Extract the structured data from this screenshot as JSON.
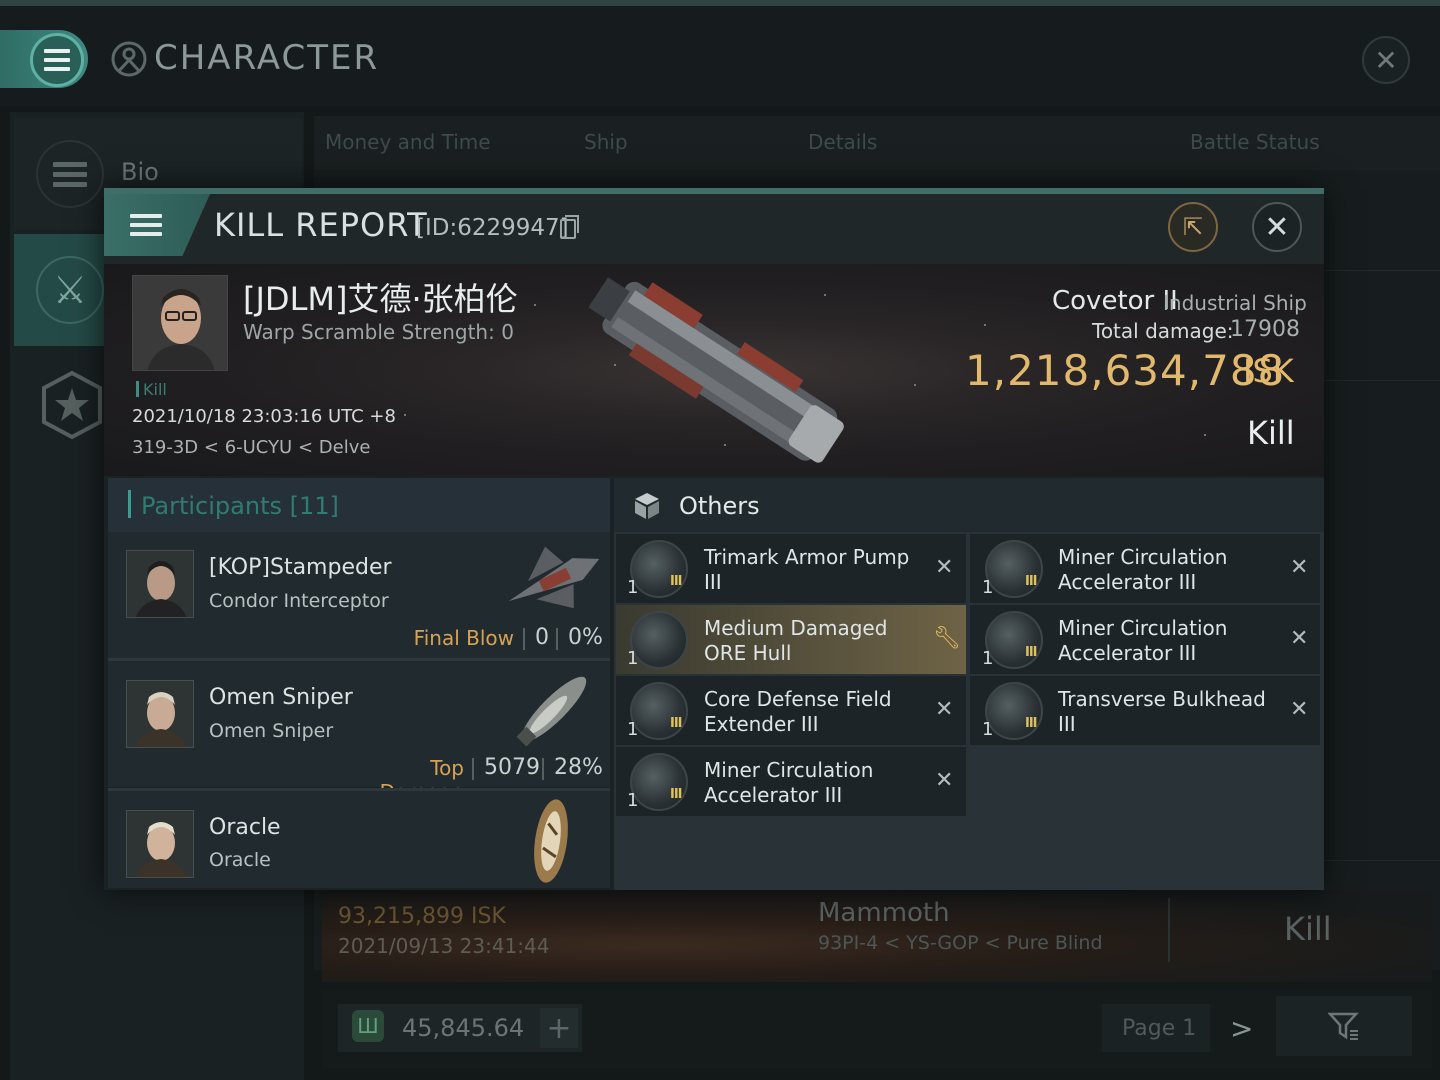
{
  "window": {
    "title": "CHARACTER",
    "sidebar": {
      "bio_label": "Bio"
    },
    "tabs": [
      "Money and Time",
      "Ship",
      "Details",
      "Battle Status"
    ]
  },
  "background_row": {
    "isk": "93,215,899 ISK",
    "date": "2021/09/13  23:41:44",
    "ship": "Mammoth",
    "location": "93PI-4 < YS-GOP < Pure Blind",
    "type": "Kill"
  },
  "footer": {
    "wallet": "45,845.64",
    "page": "Page 1"
  },
  "kill_report": {
    "title": "KILL REPORT",
    "id": "[ID:6229947]",
    "victim": {
      "name": "[JDLM]艾德·张柏伦",
      "scramble": "Warp Scramble Strength: 0",
      "tag": "Kill",
      "datetime": "2021/10/18 23:03:16 UTC +8",
      "location": "319-3D < 6-UCYU < Delve",
      "ship_name": "Covetor II",
      "ship_class": "Industrial Ship",
      "damage_label": "Total damage:",
      "damage_value": "17908",
      "value": "1,218,634,788",
      "value_unit": "ISK",
      "type": "Kill"
    },
    "participants": {
      "title": "Participants [11]",
      "rows": [
        {
          "name": "[KOP]Stampeder",
          "ship": "Condor Interceptor",
          "role": "Final Blow",
          "damage": "0",
          "percent": "0%"
        },
        {
          "name": "Omen Sniper",
          "ship": "Omen Sniper",
          "role": "Top Damage",
          "damage": "5079",
          "percent": "28%"
        },
        {
          "name": "Oracle",
          "ship": "Oracle",
          "role": "",
          "damage": "",
          "percent": ""
        }
      ]
    },
    "items": {
      "title": "Others",
      "list": [
        {
          "qty": "1",
          "tier": "III",
          "name": "Trimark Armor Pump III",
          "status": "destroyed",
          "icon": "armor-rig-icon"
        },
        {
          "qty": "1",
          "tier": "III",
          "name": "Miner Circulation Accelerator III",
          "status": "destroyed",
          "icon": "mining-rig-icon"
        },
        {
          "qty": "1",
          "tier": "",
          "name": "Medium Damaged ORE Hull",
          "status": "dropped",
          "icon": "hull-icon"
        },
        {
          "qty": "1",
          "tier": "III",
          "name": "Miner Circulation Accelerator III",
          "status": "destroyed",
          "icon": "mining-rig-icon"
        },
        {
          "qty": "1",
          "tier": "III",
          "name": "Core Defense Field Extender III",
          "status": "destroyed",
          "icon": "shield-rig-icon"
        },
        {
          "qty": "1",
          "tier": "III",
          "name": "Transverse Bulkhead III",
          "status": "destroyed",
          "icon": "armor-rig-icon"
        },
        {
          "qty": "1",
          "tier": "III",
          "name": "Miner Circulation Accelerator III",
          "status": "destroyed",
          "icon": "mining-rig-icon"
        }
      ]
    }
  }
}
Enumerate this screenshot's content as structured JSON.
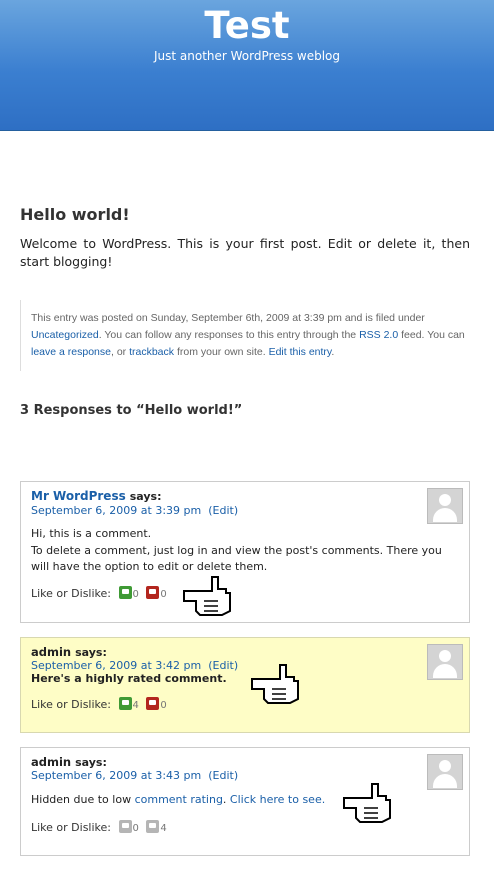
{
  "site": {
    "title": "Test",
    "description": "Just another WordPress weblog"
  },
  "post": {
    "title": "Hello world!",
    "body": "Welcome to WordPress. This is your first post. Edit or delete it, then start blogging!",
    "meta": {
      "p1": "This entry was posted on Sunday, September 6th, 2009 at 3:39 pm and is filed under",
      "category": "Uncategorized",
      "p2": ". You can follow any responses to this entry through the",
      "rss": "RSS 2.0",
      "p3": "feed.",
      "p4": "You can",
      "leave": "leave a response",
      "p5": ", or",
      "trackback": "trackback",
      "p6": "from your own site.",
      "edit": "Edit this entry",
      "p7": "."
    }
  },
  "responses_title": "3 Responses to “Hello world!”",
  "comments": [
    {
      "author": "Mr WordPress",
      "says": "says:",
      "date": "September 6, 2009 at 3:39 pm",
      "edit": "(Edit)",
      "line1": "Hi, this is a comment.",
      "line2": "To delete a comment, just log in and view the post's comments. There you will have the option to edit or delete them.",
      "like_label": "Like or Dislike:",
      "likes": "0",
      "dislikes": "0"
    },
    {
      "author": "admin",
      "says": "says:",
      "date": "September 6, 2009 at 3:42 pm",
      "edit": "(Edit)",
      "text": "Here's a highly rated comment.",
      "like_label": "Like or Dislike:",
      "likes": "4",
      "dislikes": "0"
    },
    {
      "author": "admin",
      "says": "says:",
      "date": "September 6, 2009 at 3:43 pm",
      "edit": "(Edit)",
      "hidden_text": "Hidden due to low",
      "rating_link": "comment rating",
      "dot": ".",
      "click_link": "Click here to see.",
      "like_label": "Like or Dislike:",
      "likes": "0",
      "dislikes": "4"
    }
  ],
  "colors": {
    "header": "#3b7fd0",
    "link": "#1a5fa8",
    "highlight": "#fefdc6",
    "like": "#3f9a35",
    "dislike": "#b3261e"
  },
  "icons": [
    "thumbs-up-icon",
    "thumbs-down-icon",
    "avatar-icon",
    "hand-pointer-icon"
  ]
}
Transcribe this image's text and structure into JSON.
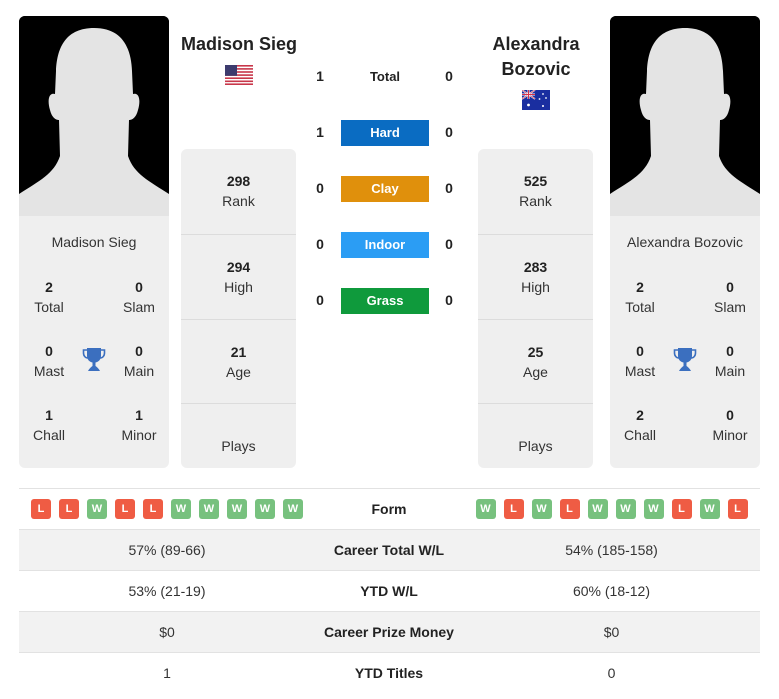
{
  "players": {
    "left": {
      "name": "Madison Sieg",
      "country_flag": "usa-flag-icon",
      "rank": "298",
      "rank_label": "Rank",
      "high": "294",
      "high_label": "High",
      "age": "21",
      "age_label": "Age",
      "plays_label": "Plays",
      "titles": {
        "total": "2",
        "total_label": "Total",
        "slam": "0",
        "slam_label": "Slam",
        "mast": "0",
        "mast_label": "Mast",
        "main": "0",
        "main_label": "Main",
        "chall": "1",
        "chall_label": "Chall",
        "minor": "1",
        "minor_label": "Minor"
      },
      "form": [
        "L",
        "L",
        "W",
        "L",
        "L",
        "W",
        "W",
        "W",
        "W",
        "W"
      ]
    },
    "right": {
      "name": "Alexandra Bozovic",
      "name_line1": "Alexandra",
      "name_line2": "Bozovic",
      "country_flag": "australia-flag-icon",
      "rank": "525",
      "rank_label": "Rank",
      "high": "283",
      "high_label": "High",
      "age": "25",
      "age_label": "Age",
      "plays_label": "Plays",
      "titles": {
        "total": "2",
        "total_label": "Total",
        "slam": "0",
        "slam_label": "Slam",
        "mast": "0",
        "mast_label": "Mast",
        "main": "0",
        "main_label": "Main",
        "chall": "2",
        "chall_label": "Chall",
        "minor": "0",
        "minor_label": "Minor"
      },
      "form": [
        "W",
        "L",
        "W",
        "L",
        "W",
        "W",
        "W",
        "L",
        "W",
        "L"
      ]
    }
  },
  "h2h": [
    {
      "label": "Total",
      "left": "1",
      "right": "0",
      "color": ""
    },
    {
      "label": "Hard",
      "left": "1",
      "right": "0",
      "color": "#0a6cc2"
    },
    {
      "label": "Clay",
      "left": "0",
      "right": "0",
      "color": "#e0900c"
    },
    {
      "label": "Indoor",
      "left": "0",
      "right": "0",
      "color": "#2b9df4"
    },
    {
      "label": "Grass",
      "left": "0",
      "right": "0",
      "color": "#0f9a3c"
    }
  ],
  "comparison": {
    "form_label": "Form",
    "rows": [
      {
        "label": "Career Total W/L",
        "left": "57% (89-66)",
        "right": "54% (185-158)"
      },
      {
        "label": "YTD W/L",
        "left": "53% (21-19)",
        "right": "60% (18-12)"
      },
      {
        "label": "Career Prize Money",
        "left": "$0",
        "right": "$0"
      },
      {
        "label": "YTD Titles",
        "left": "1",
        "right": "0"
      }
    ]
  },
  "colors": {
    "win": "#77c17e",
    "loss": "#ef5c44",
    "trophy": "#3b6fbf"
  }
}
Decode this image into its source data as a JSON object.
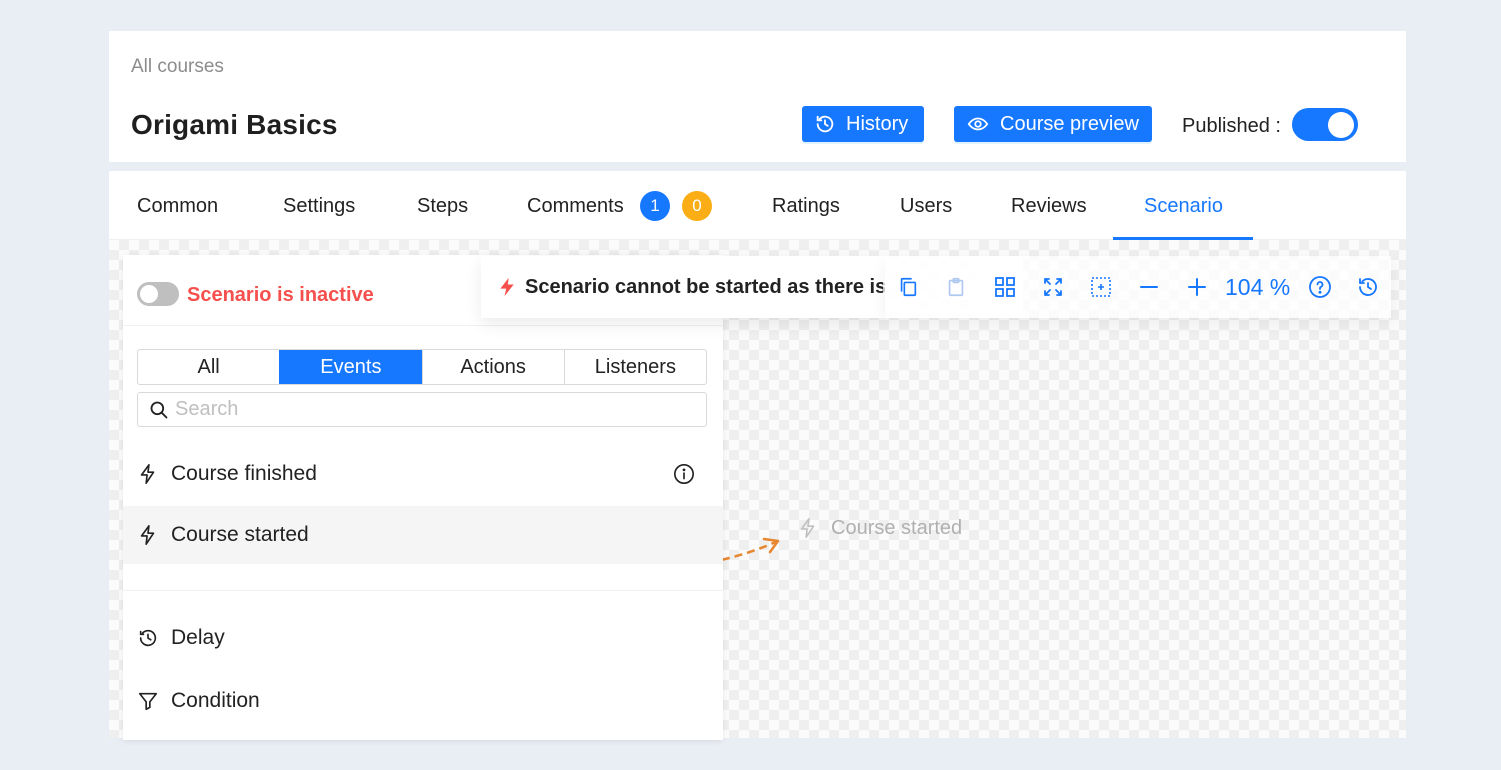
{
  "header": {
    "breadcrumb": "All courses",
    "title": "Origami Basics",
    "history_label": "History",
    "preview_label": "Course preview",
    "published_label": "Published :",
    "published_on": true
  },
  "tabs": [
    {
      "label": "Common"
    },
    {
      "label": "Settings"
    },
    {
      "label": "Steps"
    },
    {
      "label": "Comments"
    },
    {
      "label": "Ratings"
    },
    {
      "label": "Users"
    },
    {
      "label": "Reviews"
    },
    {
      "label": "Scenario",
      "active": true
    }
  ],
  "comment_badges": {
    "blue": "1",
    "orange": "0"
  },
  "panel": {
    "status": "Scenario is inactive",
    "segments": [
      {
        "label": "All"
      },
      {
        "label": "Events",
        "active": true
      },
      {
        "label": "Actions"
      },
      {
        "label": "Listeners"
      }
    ],
    "search_placeholder": "Search",
    "events": [
      {
        "label": "Course finished",
        "icon": "lightning-icon"
      },
      {
        "label": "Course started",
        "icon": "lightning-icon",
        "highlighted": true
      }
    ],
    "extras": [
      {
        "label": "Delay",
        "icon": "clock-icon"
      },
      {
        "label": "Condition",
        "icon": "filter-icon"
      }
    ]
  },
  "alert": {
    "text": "Scenario cannot be started as there is no start event"
  },
  "toolbar": {
    "zoom": "104 %"
  },
  "canvas_node": {
    "label": "Course started"
  },
  "colors": {
    "accent": "#1677ff",
    "danger": "#f5504d",
    "warning": "#faad14",
    "drag_arrow": "#e8862f"
  }
}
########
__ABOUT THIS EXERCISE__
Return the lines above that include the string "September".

__ANSWER TO THIS TASK__
      "p1": "This entry was posted on Sunday, September 6th, 2009 at 3:39 pm and is filed under",
      "date": "September 6, 2009 at 3:39 pm",
      "date": "September 6, 2009 at 3:42 pm",
      "date": "September 6, 2009 at 3:43 pm",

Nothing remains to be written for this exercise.